EXCERPTED DATA Block Start

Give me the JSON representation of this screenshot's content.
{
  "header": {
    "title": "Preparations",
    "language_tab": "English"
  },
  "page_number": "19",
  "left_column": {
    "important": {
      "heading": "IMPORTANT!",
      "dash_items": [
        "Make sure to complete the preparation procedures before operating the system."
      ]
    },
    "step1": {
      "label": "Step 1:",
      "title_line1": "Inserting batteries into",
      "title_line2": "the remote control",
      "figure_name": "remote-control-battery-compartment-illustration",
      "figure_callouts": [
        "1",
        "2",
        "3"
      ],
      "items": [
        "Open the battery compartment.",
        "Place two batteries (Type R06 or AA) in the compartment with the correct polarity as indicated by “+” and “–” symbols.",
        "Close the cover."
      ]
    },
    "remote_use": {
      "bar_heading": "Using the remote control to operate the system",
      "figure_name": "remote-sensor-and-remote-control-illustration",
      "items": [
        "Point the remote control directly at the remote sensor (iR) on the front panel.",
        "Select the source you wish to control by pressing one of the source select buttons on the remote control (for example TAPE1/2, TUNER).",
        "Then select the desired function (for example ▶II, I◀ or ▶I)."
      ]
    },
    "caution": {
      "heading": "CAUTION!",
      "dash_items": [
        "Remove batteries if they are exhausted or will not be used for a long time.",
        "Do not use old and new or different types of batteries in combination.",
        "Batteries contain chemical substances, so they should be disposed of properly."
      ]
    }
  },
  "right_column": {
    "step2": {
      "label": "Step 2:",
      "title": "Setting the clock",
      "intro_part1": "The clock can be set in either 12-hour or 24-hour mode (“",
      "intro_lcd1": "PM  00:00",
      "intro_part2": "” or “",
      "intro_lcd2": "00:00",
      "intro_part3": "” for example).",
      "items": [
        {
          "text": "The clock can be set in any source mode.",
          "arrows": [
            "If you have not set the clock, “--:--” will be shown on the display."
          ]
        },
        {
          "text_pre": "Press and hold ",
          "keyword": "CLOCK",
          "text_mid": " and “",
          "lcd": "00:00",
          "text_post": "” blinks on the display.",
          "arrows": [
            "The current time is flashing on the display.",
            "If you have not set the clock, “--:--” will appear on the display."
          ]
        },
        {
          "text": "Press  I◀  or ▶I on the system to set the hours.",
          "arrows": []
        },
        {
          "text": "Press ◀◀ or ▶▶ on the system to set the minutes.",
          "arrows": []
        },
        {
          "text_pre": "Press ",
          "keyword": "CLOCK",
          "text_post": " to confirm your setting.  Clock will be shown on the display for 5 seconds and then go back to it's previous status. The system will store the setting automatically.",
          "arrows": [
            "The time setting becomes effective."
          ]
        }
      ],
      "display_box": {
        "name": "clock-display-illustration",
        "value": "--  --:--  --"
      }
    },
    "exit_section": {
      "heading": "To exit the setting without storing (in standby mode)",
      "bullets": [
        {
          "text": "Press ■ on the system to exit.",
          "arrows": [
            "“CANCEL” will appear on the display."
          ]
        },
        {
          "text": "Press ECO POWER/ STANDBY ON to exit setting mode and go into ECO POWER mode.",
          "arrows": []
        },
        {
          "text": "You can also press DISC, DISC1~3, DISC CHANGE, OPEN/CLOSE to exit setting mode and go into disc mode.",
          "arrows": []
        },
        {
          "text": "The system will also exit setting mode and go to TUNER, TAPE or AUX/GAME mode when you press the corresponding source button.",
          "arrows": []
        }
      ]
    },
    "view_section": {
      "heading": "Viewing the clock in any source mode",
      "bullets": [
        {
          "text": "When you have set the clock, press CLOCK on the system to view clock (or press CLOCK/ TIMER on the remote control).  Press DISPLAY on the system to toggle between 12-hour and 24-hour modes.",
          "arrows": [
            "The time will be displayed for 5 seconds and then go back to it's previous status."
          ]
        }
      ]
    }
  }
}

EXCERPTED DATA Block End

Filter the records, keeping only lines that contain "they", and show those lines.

        "Remove batteries if they are exhausted or will not be used for a long time.",
        "Batteries contain chemical substances, so they should be disposed of properly."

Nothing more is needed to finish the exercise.